Keri Gans, a registered dietitian in New York City and author of The Small Change Diet, says that cherries are one of the few natural foods to contain melatonin, the chemical that helps control our body’s internal clock.
‘Drink a glass of warm milk, that will help you fall asleep!’ How many times have we heard this from our mother or grandmother? It might not be an old tale after all… Amanda Gardner shares that “milk contains the amino acid tryptophan, a precursor to the brain chemical serotonin.”
Even though the subject is a little bit controversial, some people think that tryptophan and serotonin could help you sleep. Who knows? Maybe just the childhood memories a glass of milk brings could help you drift off.
3. Jasmine rice
Amanda Gardner also comments that “Jasmine rice ranks high on the glycemic index, meaning the body digests it slowly, releasing glucose gradually into the bloodstream.”
In 2007, a study in the American Journal of Clinical Nutrition discovered that eating jasmine rice four hours before going to bed reduced in half the amount of time it took to fall asleep, when compared with consuming a high-glycemic-index meal at the same time interval.
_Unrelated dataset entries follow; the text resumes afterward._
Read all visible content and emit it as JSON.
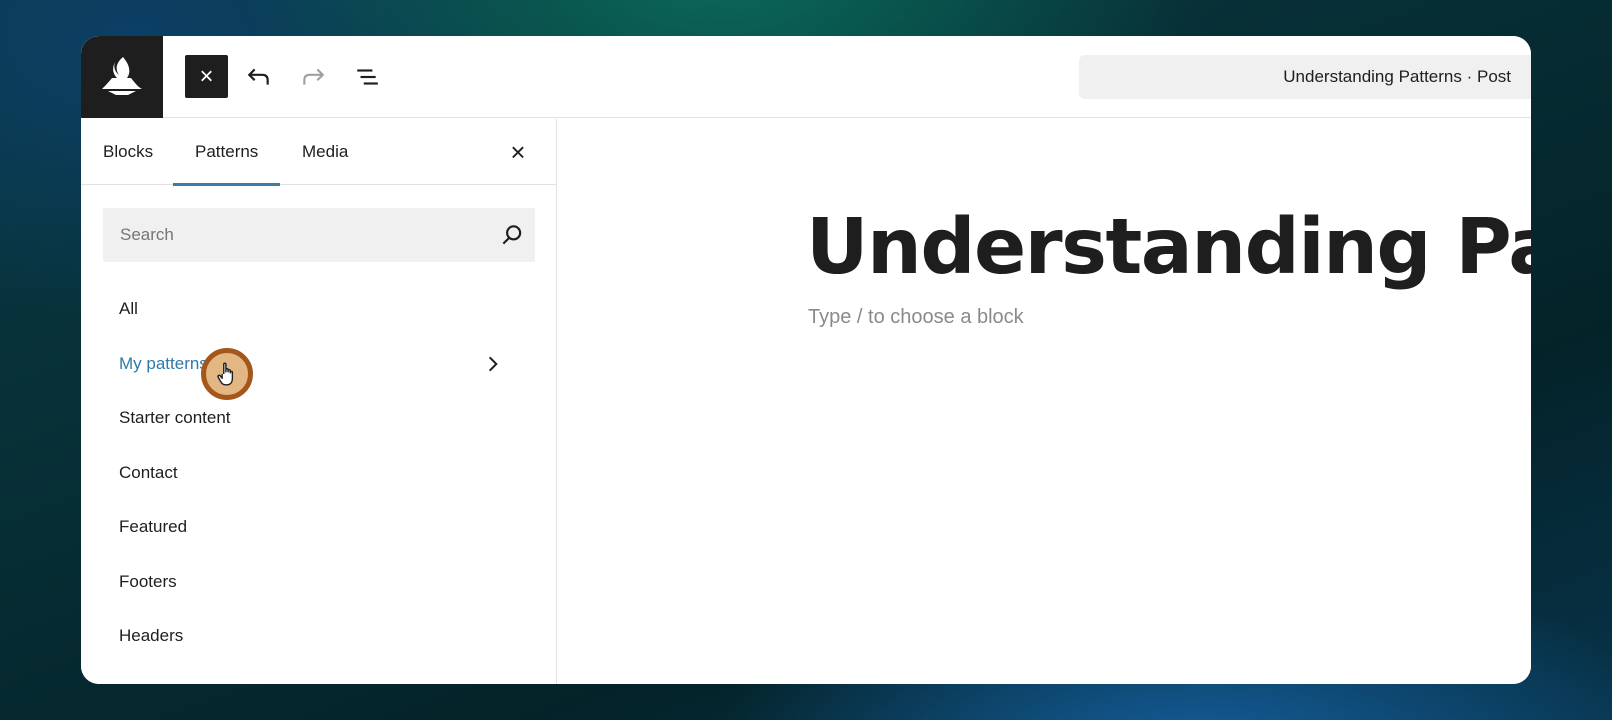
{
  "toolbar": {
    "close_label": "×",
    "document_title": "Understanding Patterns · Post"
  },
  "inserter": {
    "tabs": [
      {
        "label": "Blocks",
        "active": false
      },
      {
        "label": "Patterns",
        "active": true
      },
      {
        "label": "Media",
        "active": false
      }
    ],
    "close_label": "×",
    "search": {
      "placeholder": "Search",
      "value": ""
    },
    "categories": [
      {
        "label": "All"
      },
      {
        "label": "My patterns",
        "active": true
      },
      {
        "label": "Starter content"
      },
      {
        "label": "Contact"
      },
      {
        "label": "Featured"
      },
      {
        "label": "Footers"
      },
      {
        "label": "Headers"
      }
    ]
  },
  "editor": {
    "title": "Understanding Patterns",
    "placeholder": "Type / to choose a block"
  },
  "colors": {
    "accent": "#3a7ea3",
    "active_text": "#2f7aa6",
    "dark": "#1e1e1e",
    "cursor_ring": "#a5561a"
  },
  "icons": [
    "site-logo-icon",
    "close-icon",
    "undo-icon",
    "redo-icon",
    "list-view-icon",
    "search-icon",
    "chevron-right-icon",
    "hand-pointer-icon"
  ]
}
4. Fortified cereal
Carbs can sometimes be good for sleep, but it’s not always a good idea to eat a whole packet of biscuits before bed.
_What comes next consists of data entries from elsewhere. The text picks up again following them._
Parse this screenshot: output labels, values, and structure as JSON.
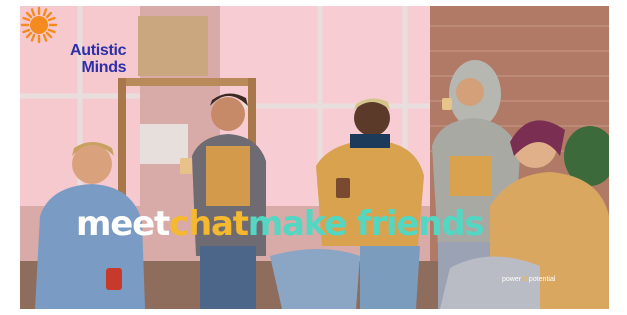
{
  "logo": {
    "line1": "Autistic",
    "line2": "Minds",
    "text_color": "#2d2fa8",
    "sun_color": "#f58a1f",
    "icon": "sun-icon"
  },
  "tagline": {
    "word1": "meet",
    "word2": "chat",
    "word3": "make friends",
    "colors": [
      "#ffffff",
      "#f5b82e",
      "#53d7c3"
    ]
  },
  "brand_mark": {
    "part1": "power",
    "separator": "of",
    "part2": "potential"
  }
}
A good option could be shredded wheat which contains “good”, complex carbs or even better, cereal and milk are perfect together and we’ve already mentioned the sleeping benefits of milk, so as Rosenberg says “That’s two for the price of one”.
Keri Gans suggests that bananas are great for sleeping because they contain the natural muscle-relaxants magnesium and potassium, and guess what? THEY ARE ALSO CARBS! (See previous point).
Let’s just say bananas are the winner of this round. Rosenberg says “They’re overall health promoters. We need potassium for cardiovascular health and cognitive functioning.”
6. Sweet potato
Sweet potatoes are a sleeper’s dream.
As Amanda Gardner says, “not only do they provide sleep-promoting complex carbohydrates, they also contain the muscle-relaxant potassium. Other good sources of potassium include regular potatoes (baked and keep the skin on), lima beans, and papaya.”
According to Amanda Gardner, “turkey contains tryptophan, a chemical that can make people doze off in front of the TV after dinner. But if you’re a die-hard insomniac, a meal’s worth of turkey (or a glass of milk) isn’t likely to help you.”
“You’d have to drink a lot of milk or turkey to have a major effect,” says Rosenberg. “[But] if you need a little bit of a push in the right direction [it might help].”
8. Valerian tea
Amanda shares, “the root of the valerian plant has been shown in some studies to speed the onset of sleep and improve sleep quality.
Some people hold that valerian tea along with motherwort, chamomile, and catnip brews, none of which contain caffeine, will help make you drowsy.
It may not be any property of the actual tea however, but the power of the relaxing ritual as you get ready for bed, says Roehrs.”
Always remember: Eating the right food before bed can mask the real issue to why you are having trouble falling asleep. The right mattress lays the foundation and is essential for a great night’s sleep. Ask us today about how we can find the best match for you.
Eat Well, Sleep Healthy!